● Directions: Pick out each line below containing "duration".

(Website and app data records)

•••

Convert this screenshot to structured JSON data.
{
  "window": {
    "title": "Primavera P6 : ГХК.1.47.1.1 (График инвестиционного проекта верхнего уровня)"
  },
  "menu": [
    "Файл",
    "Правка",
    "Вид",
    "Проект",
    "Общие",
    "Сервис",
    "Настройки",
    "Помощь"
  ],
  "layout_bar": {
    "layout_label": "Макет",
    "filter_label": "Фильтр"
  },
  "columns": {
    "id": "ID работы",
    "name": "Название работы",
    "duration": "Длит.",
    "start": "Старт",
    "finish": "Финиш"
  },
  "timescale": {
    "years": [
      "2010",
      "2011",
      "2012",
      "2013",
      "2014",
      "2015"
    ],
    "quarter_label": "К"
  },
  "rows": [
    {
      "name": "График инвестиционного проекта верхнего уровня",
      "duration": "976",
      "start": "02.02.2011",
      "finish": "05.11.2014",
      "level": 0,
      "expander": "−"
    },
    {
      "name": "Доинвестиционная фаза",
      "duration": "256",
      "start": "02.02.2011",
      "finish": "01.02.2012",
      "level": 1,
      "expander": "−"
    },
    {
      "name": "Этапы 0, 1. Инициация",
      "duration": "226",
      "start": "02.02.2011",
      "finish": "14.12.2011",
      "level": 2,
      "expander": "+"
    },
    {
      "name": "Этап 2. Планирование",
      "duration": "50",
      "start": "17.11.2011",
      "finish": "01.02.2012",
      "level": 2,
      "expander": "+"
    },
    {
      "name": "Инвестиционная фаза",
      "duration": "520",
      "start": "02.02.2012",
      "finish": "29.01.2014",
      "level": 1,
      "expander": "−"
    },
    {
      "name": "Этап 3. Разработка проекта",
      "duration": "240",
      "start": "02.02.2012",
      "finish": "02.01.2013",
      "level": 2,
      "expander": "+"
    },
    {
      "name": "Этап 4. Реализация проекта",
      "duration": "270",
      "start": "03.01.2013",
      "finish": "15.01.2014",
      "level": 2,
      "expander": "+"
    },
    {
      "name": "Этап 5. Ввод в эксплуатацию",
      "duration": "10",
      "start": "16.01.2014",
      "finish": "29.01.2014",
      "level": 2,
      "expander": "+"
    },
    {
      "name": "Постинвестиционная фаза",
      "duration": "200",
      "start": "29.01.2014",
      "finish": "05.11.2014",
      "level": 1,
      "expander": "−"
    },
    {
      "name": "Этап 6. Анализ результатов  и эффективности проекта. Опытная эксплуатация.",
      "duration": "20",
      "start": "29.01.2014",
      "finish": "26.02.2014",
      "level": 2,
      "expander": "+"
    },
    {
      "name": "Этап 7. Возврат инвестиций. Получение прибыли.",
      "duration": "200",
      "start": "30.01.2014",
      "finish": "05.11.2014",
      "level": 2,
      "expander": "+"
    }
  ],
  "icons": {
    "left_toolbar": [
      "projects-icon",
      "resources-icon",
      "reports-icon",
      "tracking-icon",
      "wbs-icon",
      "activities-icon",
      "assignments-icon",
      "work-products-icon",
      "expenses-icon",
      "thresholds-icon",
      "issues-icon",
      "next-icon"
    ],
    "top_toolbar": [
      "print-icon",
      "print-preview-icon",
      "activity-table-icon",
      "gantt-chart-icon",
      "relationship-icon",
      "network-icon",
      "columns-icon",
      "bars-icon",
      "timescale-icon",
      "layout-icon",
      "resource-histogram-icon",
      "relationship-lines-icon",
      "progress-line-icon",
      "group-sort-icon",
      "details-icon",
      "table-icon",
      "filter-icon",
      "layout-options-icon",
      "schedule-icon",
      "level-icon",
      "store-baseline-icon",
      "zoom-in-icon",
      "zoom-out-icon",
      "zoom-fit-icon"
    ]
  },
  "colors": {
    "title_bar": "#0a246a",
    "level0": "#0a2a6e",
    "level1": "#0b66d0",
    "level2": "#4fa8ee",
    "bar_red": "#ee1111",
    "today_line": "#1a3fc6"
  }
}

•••

● Result of the exercise:
    "duration": "Длит.",
      "duration": "976",
      "duration": "256",
      "duration": "226",
      "duration": "50",
      "duration": "520",
      "duration": "240",
      "duration": "270",
      "duration": "10",
      "duration": "200",
      "duration": "20",
      "duration": "200",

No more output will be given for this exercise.